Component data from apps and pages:
========================================
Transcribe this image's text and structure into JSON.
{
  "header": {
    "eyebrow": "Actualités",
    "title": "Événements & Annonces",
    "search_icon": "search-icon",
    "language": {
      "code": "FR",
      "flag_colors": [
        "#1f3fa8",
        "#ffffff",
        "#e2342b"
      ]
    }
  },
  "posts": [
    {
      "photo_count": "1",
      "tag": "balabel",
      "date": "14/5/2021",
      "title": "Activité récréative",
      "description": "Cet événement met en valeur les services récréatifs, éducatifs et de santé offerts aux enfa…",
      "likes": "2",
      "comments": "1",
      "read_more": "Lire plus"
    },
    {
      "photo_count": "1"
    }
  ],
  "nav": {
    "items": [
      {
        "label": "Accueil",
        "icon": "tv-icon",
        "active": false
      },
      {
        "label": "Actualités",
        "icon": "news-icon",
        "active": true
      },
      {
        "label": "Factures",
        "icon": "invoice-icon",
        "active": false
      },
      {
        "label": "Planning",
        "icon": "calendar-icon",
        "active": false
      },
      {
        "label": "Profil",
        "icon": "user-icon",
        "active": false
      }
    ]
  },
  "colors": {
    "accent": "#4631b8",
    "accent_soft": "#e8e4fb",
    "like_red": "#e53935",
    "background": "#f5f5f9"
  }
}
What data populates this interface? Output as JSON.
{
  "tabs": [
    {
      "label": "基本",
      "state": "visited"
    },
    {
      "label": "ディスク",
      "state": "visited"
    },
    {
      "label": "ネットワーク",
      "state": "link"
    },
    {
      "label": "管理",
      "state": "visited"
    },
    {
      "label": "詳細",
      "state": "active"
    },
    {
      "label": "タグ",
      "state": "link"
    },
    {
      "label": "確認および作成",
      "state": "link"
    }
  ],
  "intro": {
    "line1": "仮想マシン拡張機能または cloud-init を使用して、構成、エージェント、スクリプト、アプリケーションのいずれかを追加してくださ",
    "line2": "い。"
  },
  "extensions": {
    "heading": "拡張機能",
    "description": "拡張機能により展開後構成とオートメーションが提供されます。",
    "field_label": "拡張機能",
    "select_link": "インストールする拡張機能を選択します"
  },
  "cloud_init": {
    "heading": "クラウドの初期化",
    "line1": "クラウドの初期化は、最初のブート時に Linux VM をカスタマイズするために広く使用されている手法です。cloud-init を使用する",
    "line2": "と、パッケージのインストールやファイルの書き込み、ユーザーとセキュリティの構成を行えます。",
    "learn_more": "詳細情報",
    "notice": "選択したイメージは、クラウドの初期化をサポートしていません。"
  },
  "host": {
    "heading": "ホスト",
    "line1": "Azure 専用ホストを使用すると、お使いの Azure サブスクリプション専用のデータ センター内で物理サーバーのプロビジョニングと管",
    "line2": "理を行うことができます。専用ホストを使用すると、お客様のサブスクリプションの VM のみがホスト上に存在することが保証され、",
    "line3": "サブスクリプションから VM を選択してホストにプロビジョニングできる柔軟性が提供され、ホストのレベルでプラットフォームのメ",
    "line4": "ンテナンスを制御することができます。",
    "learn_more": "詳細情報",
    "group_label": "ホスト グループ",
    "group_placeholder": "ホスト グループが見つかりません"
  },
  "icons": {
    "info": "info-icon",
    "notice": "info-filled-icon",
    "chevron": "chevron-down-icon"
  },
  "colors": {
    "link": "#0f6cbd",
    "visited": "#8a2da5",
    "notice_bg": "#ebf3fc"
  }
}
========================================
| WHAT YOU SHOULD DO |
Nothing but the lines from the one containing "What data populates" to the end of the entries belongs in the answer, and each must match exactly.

| RESPONSE BOX |
What data populates this interface? Output as JSON.
{
  "tabs": [
    {
      "label": "基本",
      "state": "visited"
    },
    {
      "label": "ディスク",
      "state": "visited"
    },
    {
      "label": "ネットワーク",
      "state": "link"
    },
    {
      "label": "管理",
      "state": "visited"
    },
    {
      "label": "詳細",
      "state": "active"
    },
    {
      "label": "タグ",
      "state": "link"
    },
    {
      "label": "確認および作成",
      "state": "link"
    }
  ],
  "intro": {
    "line1": "仮想マシン拡張機能または cloud-init を使用して、構成、エージェント、スクリプト、アプリケーションのいずれかを追加してくださ",
    "line2": "い。"
  },
  "extensions": {
    "heading": "拡張機能",
    "description": "拡張機能により展開後構成とオートメーションが提供されます。",
    "field_label": "拡張機能",
    "select_link": "インストールする拡張機能を選択します"
  },
  "cloud_init": {
    "heading": "クラウドの初期化",
    "line1": "クラウドの初期化は、最初のブート時に Linux VM をカスタマイズするために広く使用されている手法です。cloud-init を使用する",
    "line2": "と、パッケージのインストールやファイルの書き込み、ユーザーとセキュリティの構成を行えます。",
    "learn_more": "詳細情報",
    "notice": "選択したイメージは、クラウドの初期化をサポートしていません。"
  },
  "host": {
    "heading": "ホスト",
    "line1": "Azure 専用ホストを使用すると、お使いの Azure サブスクリプション専用のデータ センター内で物理サーバーのプロビジョニングと管",
    "line2": "理を行うことができます。専用ホストを使用すると、お客様のサブスクリプションの VM のみがホスト上に存在することが保証され、",
    "line3": "サブスクリプションから VM を選択してホストにプロビジョニングできる柔軟性が提供され、ホストのレベルでプラットフォームのメ",
    "line4": "ンテナンスを制御することができます。",
    "learn_more": "詳細情報",
    "group_label": "ホスト グループ",
    "group_placeholder": "ホスト グループが見つかりません"
  },
  "icons": {
    "info": "info-icon",
    "notice": "info-filled-icon",
    "chevron": "chevron-down-icon"
  },
  "colors": {
    "link": "#0f6cbd",
    "visited": "#8a2da5",
    "notice_bg": "#ebf3fc"
  }
}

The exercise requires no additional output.